Below are entries; work out how many of their lines hold "this", giving only that number.

>>>>>

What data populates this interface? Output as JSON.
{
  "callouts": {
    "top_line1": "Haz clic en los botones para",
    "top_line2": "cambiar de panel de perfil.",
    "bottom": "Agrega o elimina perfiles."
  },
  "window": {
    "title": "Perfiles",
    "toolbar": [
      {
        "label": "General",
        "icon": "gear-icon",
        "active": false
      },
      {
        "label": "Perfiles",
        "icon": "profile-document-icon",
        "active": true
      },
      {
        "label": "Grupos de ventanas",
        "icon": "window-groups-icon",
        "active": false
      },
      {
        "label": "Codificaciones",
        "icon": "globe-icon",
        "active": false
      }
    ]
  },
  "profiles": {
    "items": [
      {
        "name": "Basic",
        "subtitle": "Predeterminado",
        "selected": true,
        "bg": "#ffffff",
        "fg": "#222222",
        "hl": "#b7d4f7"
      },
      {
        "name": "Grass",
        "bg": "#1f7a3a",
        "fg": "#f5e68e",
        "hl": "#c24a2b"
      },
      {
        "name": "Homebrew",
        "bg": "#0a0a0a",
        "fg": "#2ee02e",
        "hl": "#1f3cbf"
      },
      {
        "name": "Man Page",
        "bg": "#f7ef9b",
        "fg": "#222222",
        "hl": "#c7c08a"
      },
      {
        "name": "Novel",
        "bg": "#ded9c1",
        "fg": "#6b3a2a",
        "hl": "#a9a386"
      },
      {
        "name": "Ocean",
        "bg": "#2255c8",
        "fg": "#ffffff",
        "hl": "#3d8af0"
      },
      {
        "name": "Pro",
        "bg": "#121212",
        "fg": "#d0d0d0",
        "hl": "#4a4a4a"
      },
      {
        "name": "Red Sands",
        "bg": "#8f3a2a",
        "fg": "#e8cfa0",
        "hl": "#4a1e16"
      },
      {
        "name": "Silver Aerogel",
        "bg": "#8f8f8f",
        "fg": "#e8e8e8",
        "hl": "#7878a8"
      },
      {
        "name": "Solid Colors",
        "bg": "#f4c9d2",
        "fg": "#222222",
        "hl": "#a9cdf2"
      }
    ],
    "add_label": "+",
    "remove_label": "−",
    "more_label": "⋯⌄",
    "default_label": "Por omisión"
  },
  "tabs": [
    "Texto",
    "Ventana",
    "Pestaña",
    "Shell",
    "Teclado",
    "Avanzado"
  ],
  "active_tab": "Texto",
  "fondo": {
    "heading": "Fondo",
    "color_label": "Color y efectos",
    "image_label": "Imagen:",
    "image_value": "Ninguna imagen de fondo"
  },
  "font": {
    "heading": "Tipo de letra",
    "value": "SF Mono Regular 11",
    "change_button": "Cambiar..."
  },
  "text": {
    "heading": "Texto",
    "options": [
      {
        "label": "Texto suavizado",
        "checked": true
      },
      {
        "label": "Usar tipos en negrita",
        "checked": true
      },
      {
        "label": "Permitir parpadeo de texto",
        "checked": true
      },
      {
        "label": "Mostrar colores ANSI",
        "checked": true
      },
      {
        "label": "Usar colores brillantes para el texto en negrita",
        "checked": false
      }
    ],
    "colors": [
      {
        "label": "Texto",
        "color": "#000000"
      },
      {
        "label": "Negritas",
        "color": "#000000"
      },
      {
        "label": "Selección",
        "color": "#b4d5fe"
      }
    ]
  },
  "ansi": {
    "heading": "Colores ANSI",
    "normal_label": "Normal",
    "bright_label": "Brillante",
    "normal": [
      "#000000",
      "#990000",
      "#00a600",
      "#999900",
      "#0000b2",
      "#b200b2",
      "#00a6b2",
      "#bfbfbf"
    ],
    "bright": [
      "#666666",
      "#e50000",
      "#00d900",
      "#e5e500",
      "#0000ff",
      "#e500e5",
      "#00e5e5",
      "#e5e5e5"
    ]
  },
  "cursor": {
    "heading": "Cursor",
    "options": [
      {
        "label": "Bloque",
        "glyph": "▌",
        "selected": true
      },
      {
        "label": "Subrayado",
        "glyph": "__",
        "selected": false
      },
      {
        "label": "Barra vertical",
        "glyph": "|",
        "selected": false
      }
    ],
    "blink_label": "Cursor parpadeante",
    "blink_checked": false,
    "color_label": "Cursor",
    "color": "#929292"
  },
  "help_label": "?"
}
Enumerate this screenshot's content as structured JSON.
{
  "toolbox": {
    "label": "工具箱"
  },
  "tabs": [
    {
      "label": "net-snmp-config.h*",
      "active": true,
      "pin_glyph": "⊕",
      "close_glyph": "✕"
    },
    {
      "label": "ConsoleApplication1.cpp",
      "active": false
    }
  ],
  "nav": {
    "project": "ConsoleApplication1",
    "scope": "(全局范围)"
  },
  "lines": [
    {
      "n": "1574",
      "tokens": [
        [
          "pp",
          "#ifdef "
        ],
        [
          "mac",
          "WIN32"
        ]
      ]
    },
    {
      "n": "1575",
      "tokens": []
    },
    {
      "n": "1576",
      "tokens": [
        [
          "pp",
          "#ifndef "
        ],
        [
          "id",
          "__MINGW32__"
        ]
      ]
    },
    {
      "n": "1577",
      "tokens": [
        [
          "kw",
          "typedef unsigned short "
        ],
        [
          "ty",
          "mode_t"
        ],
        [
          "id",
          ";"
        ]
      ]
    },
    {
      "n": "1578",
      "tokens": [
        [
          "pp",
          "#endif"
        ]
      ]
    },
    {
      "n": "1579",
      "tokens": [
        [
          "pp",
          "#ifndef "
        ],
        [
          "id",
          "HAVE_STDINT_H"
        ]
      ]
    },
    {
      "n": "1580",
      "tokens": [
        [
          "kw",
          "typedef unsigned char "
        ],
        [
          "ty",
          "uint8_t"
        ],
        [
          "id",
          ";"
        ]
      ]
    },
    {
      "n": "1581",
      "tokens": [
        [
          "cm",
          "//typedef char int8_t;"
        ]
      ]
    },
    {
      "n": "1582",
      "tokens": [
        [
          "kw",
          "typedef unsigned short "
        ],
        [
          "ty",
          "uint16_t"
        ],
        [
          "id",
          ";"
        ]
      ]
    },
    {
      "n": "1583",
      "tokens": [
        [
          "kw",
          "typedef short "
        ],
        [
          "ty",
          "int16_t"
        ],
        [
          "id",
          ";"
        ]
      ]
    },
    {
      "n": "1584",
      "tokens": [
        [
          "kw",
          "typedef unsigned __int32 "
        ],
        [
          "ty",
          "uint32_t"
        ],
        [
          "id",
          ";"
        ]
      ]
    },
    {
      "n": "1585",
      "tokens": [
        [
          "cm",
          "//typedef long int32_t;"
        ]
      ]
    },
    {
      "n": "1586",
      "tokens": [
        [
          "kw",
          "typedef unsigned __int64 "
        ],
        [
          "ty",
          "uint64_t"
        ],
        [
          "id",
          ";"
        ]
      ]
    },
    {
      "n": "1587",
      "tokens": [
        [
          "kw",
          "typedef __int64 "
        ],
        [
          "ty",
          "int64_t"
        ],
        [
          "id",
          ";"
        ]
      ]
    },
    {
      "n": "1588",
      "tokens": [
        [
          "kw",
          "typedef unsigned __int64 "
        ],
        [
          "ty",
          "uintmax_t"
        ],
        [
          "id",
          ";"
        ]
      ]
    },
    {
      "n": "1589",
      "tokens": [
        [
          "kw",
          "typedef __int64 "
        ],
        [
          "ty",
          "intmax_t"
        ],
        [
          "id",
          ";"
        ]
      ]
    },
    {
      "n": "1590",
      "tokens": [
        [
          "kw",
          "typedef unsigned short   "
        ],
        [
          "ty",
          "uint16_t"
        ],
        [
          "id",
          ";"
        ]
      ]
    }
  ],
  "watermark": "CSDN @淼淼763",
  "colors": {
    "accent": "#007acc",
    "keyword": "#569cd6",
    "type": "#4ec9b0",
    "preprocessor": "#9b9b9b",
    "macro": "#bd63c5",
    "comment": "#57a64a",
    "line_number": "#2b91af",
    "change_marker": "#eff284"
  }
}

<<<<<

● ANSWER AREA: 2